Roger Grimshaw
Wednesday, 23 September 2015

‘This is not an issue we will ever arrest or enforce our way out of.’ Commenting on young people’s knife-carrying in a Guardian report, Commander Duncan Ball has never hit the proverbial nail better on the head! Which makes rather strange the support of his colleague Commander Dean Haydon for a more active, albeit ‘targeted’, strategy of police searches.

In the aftermath of the 2011 disorders there was a move to revise searching strategies so that they could be better targeted. Yet recent developments seem to have taken the police by surprise: in response to a spike in reported offences, they are now calling for increased searching, albeit ‘targeted’. How can we be confident that such changes might work?

The last time a national campaign against ‘knife crime’ was evaluated, no clear evidence that searches were effective was found. The fact that the police are now calling in aid comments from young people who say that searches are a deterrent raises the question of whom they are talking with. Who are these ‘gang members’ who want more searches? Are they young people who are demonstrating that the gang label is rather less meaningful than might appear?

As a key part of our research we are currently investigating just how far ‘gangs’ are related to serious youth violence and we urge the Metropolitan Police and the Mayor’s Office for Policing and Crime to establish a transparent dialogue with communities and independent researchers so that the realities of ‘gang’-based enforcement can be analysed.

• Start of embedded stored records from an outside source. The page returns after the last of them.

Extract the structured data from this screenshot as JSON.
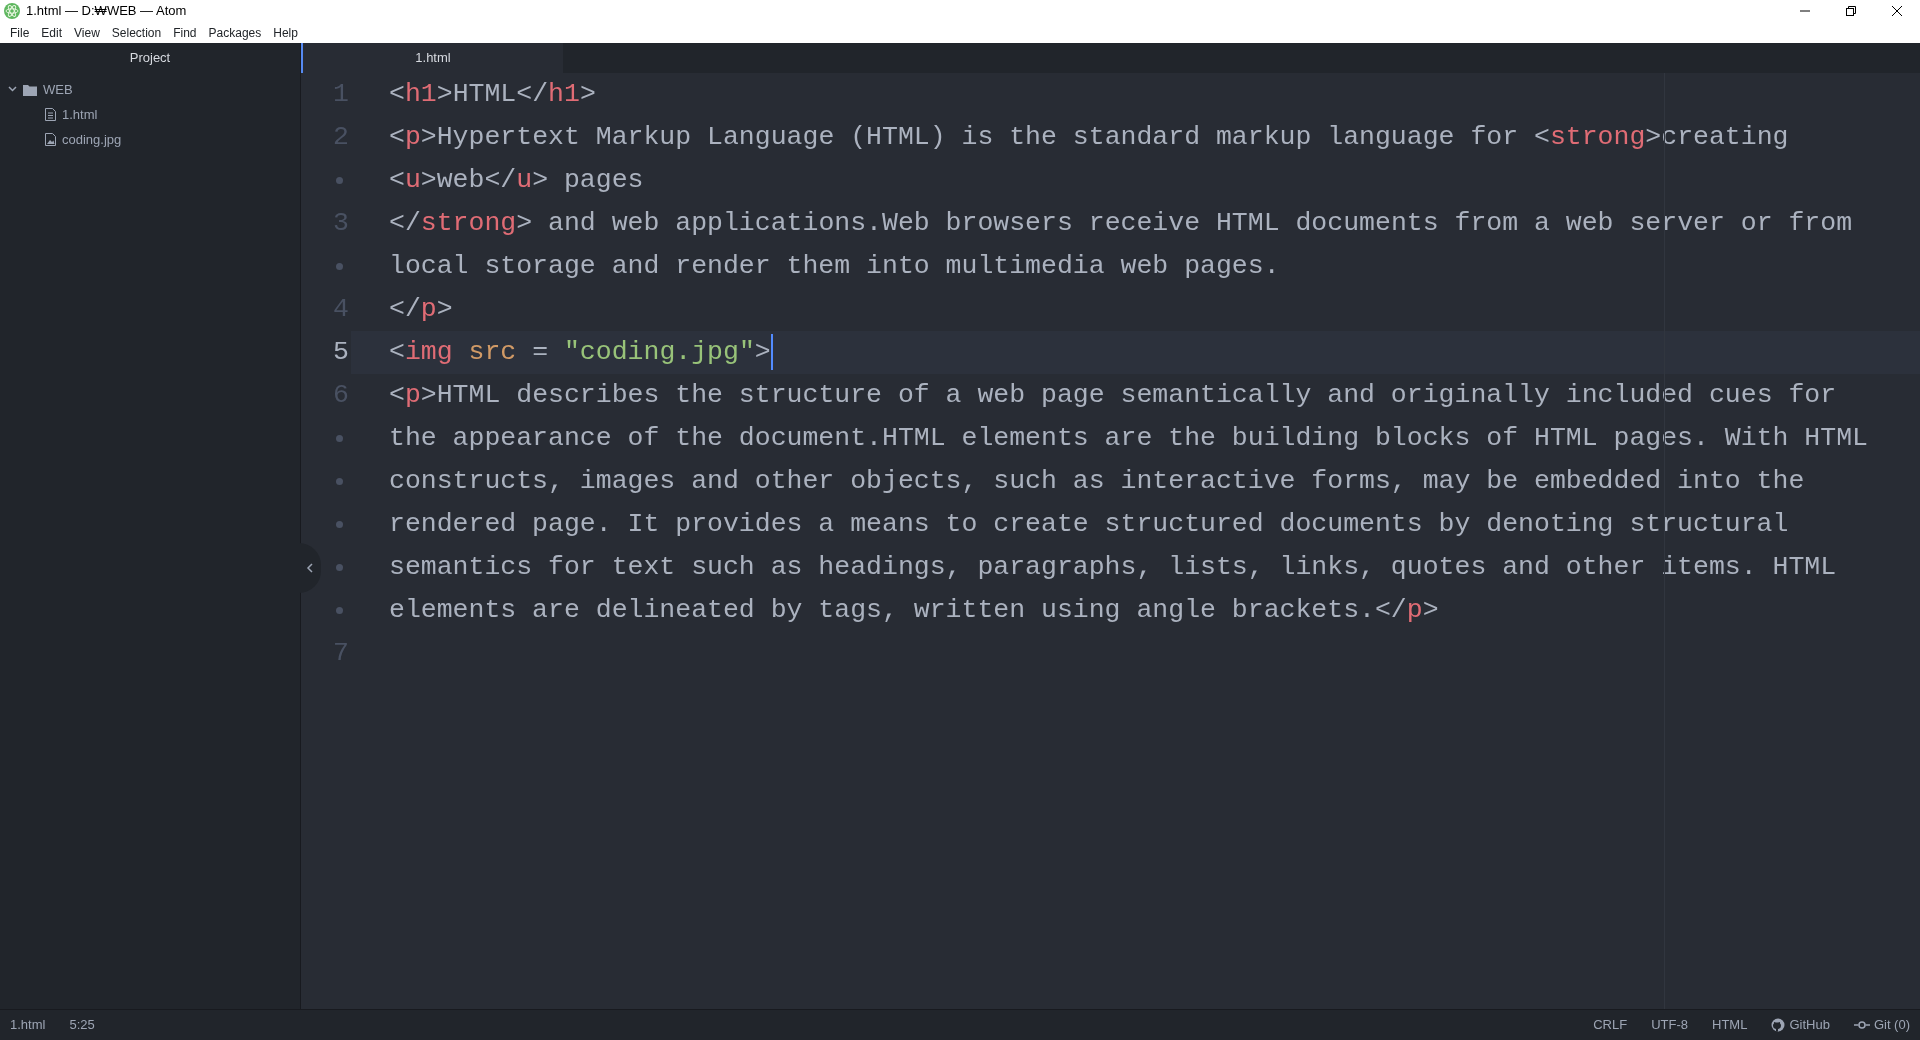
{
  "window": {
    "title": "1.html — D:₩WEB — Atom"
  },
  "menu": [
    "File",
    "Edit",
    "View",
    "Selection",
    "Find",
    "Packages",
    "Help"
  ],
  "sidebar": {
    "title": "Project",
    "tree": [
      {
        "label": "WEB",
        "kind": "folder",
        "expanded": true,
        "children": [
          {
            "label": "1.html",
            "kind": "text"
          },
          {
            "label": "coding.jpg",
            "kind": "image"
          }
        ]
      }
    ]
  },
  "tabs": [
    {
      "label": "1.html",
      "selected": true
    }
  ],
  "editor": {
    "lines": [
      {
        "number": "1",
        "current": false,
        "rows": [
          {
            "segments": [
              {
                "kind": "punct",
                "text": "<"
              },
              {
                "kind": "tag",
                "text": "h1"
              },
              {
                "kind": "punct",
                "text": ">"
              },
              {
                "kind": "plain",
                "text": "HTML"
              },
              {
                "kind": "punct",
                "text": "</"
              },
              {
                "kind": "tag",
                "text": "h1"
              },
              {
                "kind": "punct",
                "text": ">"
              }
            ]
          }
        ]
      },
      {
        "number": "2",
        "current": false,
        "rows": [
          {
            "segments": [
              {
                "kind": "punct",
                "text": "<"
              },
              {
                "kind": "tag",
                "text": "p"
              },
              {
                "kind": "punct",
                "text": ">"
              },
              {
                "kind": "plain",
                "text": "Hypertext Markup Language (HTML) is the standard markup language for "
              },
              {
                "kind": "punct",
                "text": "<"
              },
              {
                "kind": "tag",
                "text": "strong"
              },
              {
                "kind": "punct",
                "text": ">"
              },
              {
                "kind": "plain",
                "text": "creating"
              }
            ]
          },
          {
            "segments": [
              {
                "kind": "punct",
                "text": "<"
              },
              {
                "kind": "tag",
                "text": "u"
              },
              {
                "kind": "punct",
                "text": ">"
              },
              {
                "kind": "plain",
                "text": "web"
              },
              {
                "kind": "punct",
                "text": "</"
              },
              {
                "kind": "tag",
                "text": "u"
              },
              {
                "kind": "punct",
                "text": ">"
              },
              {
                "kind": "plain",
                "text": " pages"
              }
            ]
          }
        ]
      },
      {
        "number": "3",
        "current": false,
        "rows": [
          {
            "segments": [
              {
                "kind": "punct",
                "text": "</"
              },
              {
                "kind": "tag",
                "text": "strong"
              },
              {
                "kind": "punct",
                "text": ">"
              },
              {
                "kind": "plain",
                "text": " and web applications.Web browsers receive HTML documents from a web server or from"
              }
            ]
          },
          {
            "segments": [
              {
                "kind": "plain",
                "text": "local storage and render them into multimedia web pages."
              }
            ]
          }
        ]
      },
      {
        "number": "4",
        "current": false,
        "rows": [
          {
            "segments": [
              {
                "kind": "punct",
                "text": "</"
              },
              {
                "kind": "tag",
                "text": "p"
              },
              {
                "kind": "punct",
                "text": ">"
              }
            ]
          }
        ]
      },
      {
        "number": "5",
        "current": true,
        "rows": [
          {
            "segments": [
              {
                "kind": "punct",
                "text": "<"
              },
              {
                "kind": "tag",
                "text": "img"
              },
              {
                "kind": "attr",
                "text": " src"
              },
              {
                "kind": "plain",
                "text": " = "
              },
              {
                "kind": "string",
                "text": "\"coding.jpg\""
              },
              {
                "kind": "punct",
                "text": ">"
              }
            ]
          }
        ]
      },
      {
        "number": "6",
        "current": false,
        "rows": [
          {
            "segments": [
              {
                "kind": "punct",
                "text": "<"
              },
              {
                "kind": "tag",
                "text": "p"
              },
              {
                "kind": "punct",
                "text": ">"
              },
              {
                "kind": "plain",
                "text": "HTML describes the structure of a web page semantically and originally included cues for"
              }
            ]
          },
          {
            "segments": [
              {
                "kind": "plain",
                "text": "the appearance of the document.HTML elements are the building blocks of HTML pages. With HTML"
              }
            ]
          },
          {
            "segments": [
              {
                "kind": "plain",
                "text": "constructs, images and other objects, such as interactive forms, may be embedded into the"
              }
            ]
          },
          {
            "segments": [
              {
                "kind": "plain",
                "text": "rendered page. It provides a means to create structured documents by denoting structural"
              }
            ]
          },
          {
            "segments": [
              {
                "kind": "plain",
                "text": "semantics for text such as headings, paragraphs, lists, links, quotes and other items. HTML"
              }
            ]
          },
          {
            "segments": [
              {
                "kind": "plain",
                "text": "elements are delineated by tags, written using angle brackets."
              },
              {
                "kind": "punct",
                "text": "</"
              },
              {
                "kind": "tag",
                "text": "p"
              },
              {
                "kind": "punct",
                "text": ">"
              }
            ]
          }
        ]
      },
      {
        "number": "7",
        "current": false,
        "rows": [
          {
            "segments": []
          }
        ]
      }
    ]
  },
  "status_bar": {
    "file": "1.html",
    "position": "5:25",
    "line_ending": "CRLF",
    "encoding": "UTF-8",
    "grammar": "HTML",
    "github": "GitHub",
    "git": "Git (0)"
  }
}
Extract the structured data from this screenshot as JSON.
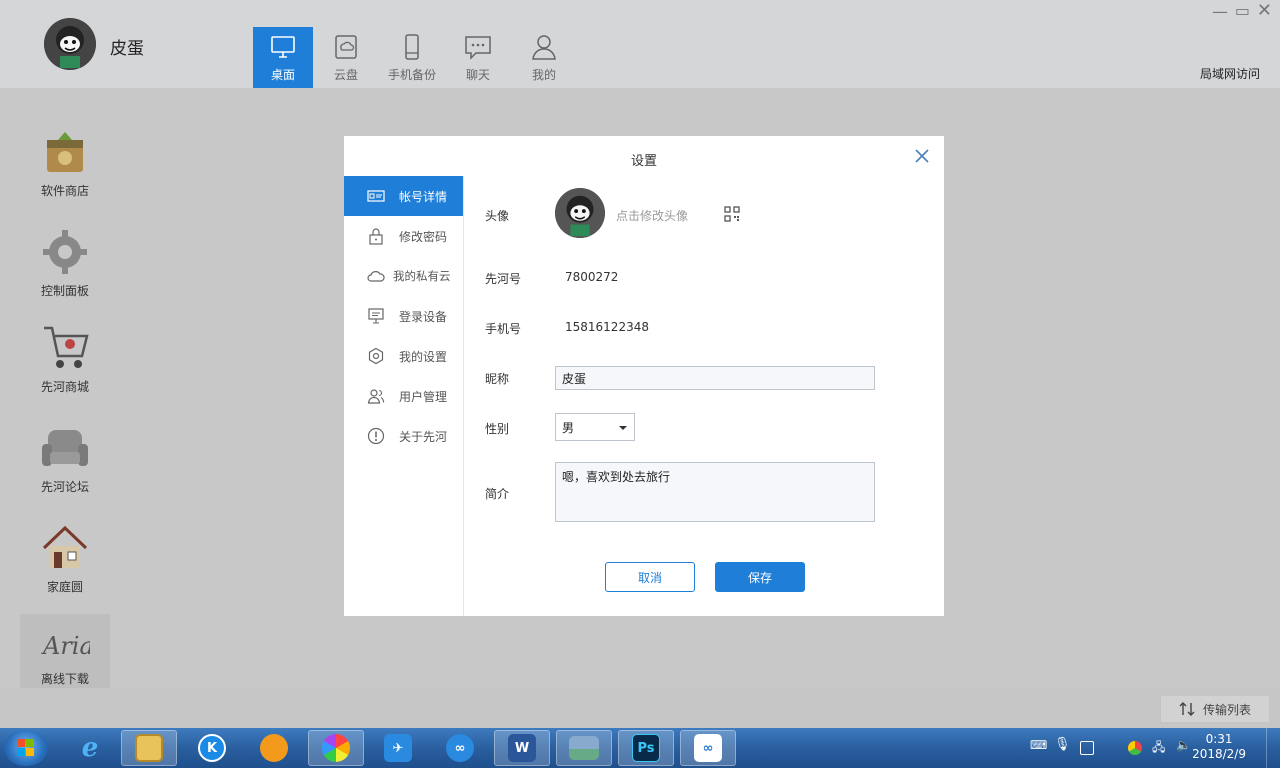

Operation Shield - making labelled gang members collectively responsible for members’ offending - carries the danger of creating new levels of desperation and fear among them. Instead in a community-supported and multi-agency initiative, young people should be encouraged to be part of constructive social networks with access to real opportunities - Operation Social Change perhaps?